Before going to Dartmouth for the day we decided to pay a little visit to Salcombe as we were so close it would be rude not to. Oh how the other half live. Salcombe is pretty, busy and full of people with more money than sense. All the shops are designer boutiques, the majority of people wondering the town are weekend yuppie types dressed in designer sailing clothes trying to look rich. Women sport handbag dogs and talk to them as though they are babies. Marisa and I amused ourselves by spotting the most badly dressed and silly looking people. Had to be done! The highlight of the trip was just before we left for Dartmouth Nik and I sat on the harbour wall watching little green crabs climbing up the seaweed stalks and running along the surface of the water using seaweed as their path. So cool, never seen them do that before.
When we arrived at Dartmouth we decided to use the park and ride to get to the town, mainly because a sign said all town center parking was taken. It’s about a mile out of town so we were going to walk it. However, the bus turned up just as we were setting off, which was very good luck, as it was all down hill. The girls were somewhat relieved to know they wouldn’t be walking back up. Dartmouth is a beautiful place. The town was bigger than we expected, but not too big, so we could happily wonder through the shops with the girls without getting bored. The view across the water was spectacular although a little hazy whilst we were there. Nik managed to get a goodly amount of pictures to pay for the trip. The only disappointment was the discovery that across the water was a train station and the track ran along the edge of the water. We realised this because a steam train came along the track. Nik loves steam trains, especially when they are somewhere scenic, as they make superb and very commercial photos. Unfortunately the stretch of water was quite wide and combined with the many yachts in front of the track made it very difficult to get a good photo. The girls had much fun at Nik’s expense as where ever we go we seem to find trains and they’ve decided Dad is a train spotter.
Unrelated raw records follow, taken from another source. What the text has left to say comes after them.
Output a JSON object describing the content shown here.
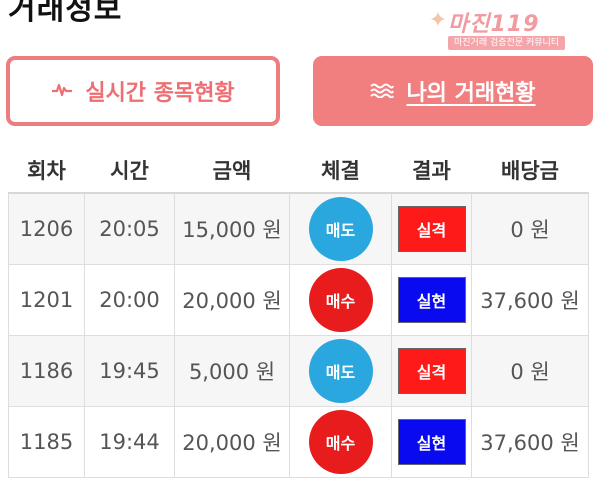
{
  "header": {
    "title": "거래정보"
  },
  "logo": {
    "name": "마진119",
    "tagline": "마진거래 검증전문 커뮤니티"
  },
  "buttons": {
    "live": {
      "icon": "pulse-icon",
      "label": "실시간 종목현황"
    },
    "mine": {
      "icon": "waves-icon",
      "label": "나의 거래현황"
    }
  },
  "table": {
    "headers": [
      "회차",
      "시간",
      "금액",
      "체결",
      "결과",
      "배당금"
    ],
    "rows": [
      {
        "round": "1206",
        "time": "20:05",
        "amount": "15,000 원",
        "trade": "매도",
        "result": "실격",
        "payout": "0 원"
      },
      {
        "round": "1201",
        "time": "20:00",
        "amount": "20,000 원",
        "trade": "매수",
        "result": "실현",
        "payout": "37,600 원"
      },
      {
        "round": "1186",
        "time": "19:45",
        "amount": "5,000 원",
        "trade": "매도",
        "result": "실격",
        "payout": "0 원"
      },
      {
        "round": "1185",
        "time": "19:44",
        "amount": "20,000 원",
        "trade": "매수",
        "result": "실현",
        "payout": "37,600 원"
      }
    ]
  },
  "colors": {
    "sell": "#2aa7de",
    "buy": "#e81c1c",
    "lose": "#ff1a1a",
    "win": "#0a0af0",
    "accent": "#f17f7f"
  }
}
As we had to head back home the next day we decided to take a big step up towards Teignmouth. We spent the night in Newton Abbot so we didn’t have too long a drive the next morning. Teignmouth had a somewhat large town with many, many shops to occupy the girls. The town did well out of the girls this day, they lumbered back to Daisy with big smiles and bags full of new purchases. Books and clothes. We find it’s always best to do the shops first, that way in the afternoon we have as long as we like for walking and the girls can choose if they come with us or not. Teignmouth isn’t the prettiest seaside town, a bit run down to be honest, but we still managed to have a lovely walk and explore before we had to head home totally relaxed and happy to have had such nice weather at last.
For more blogs about our adventures, click HERE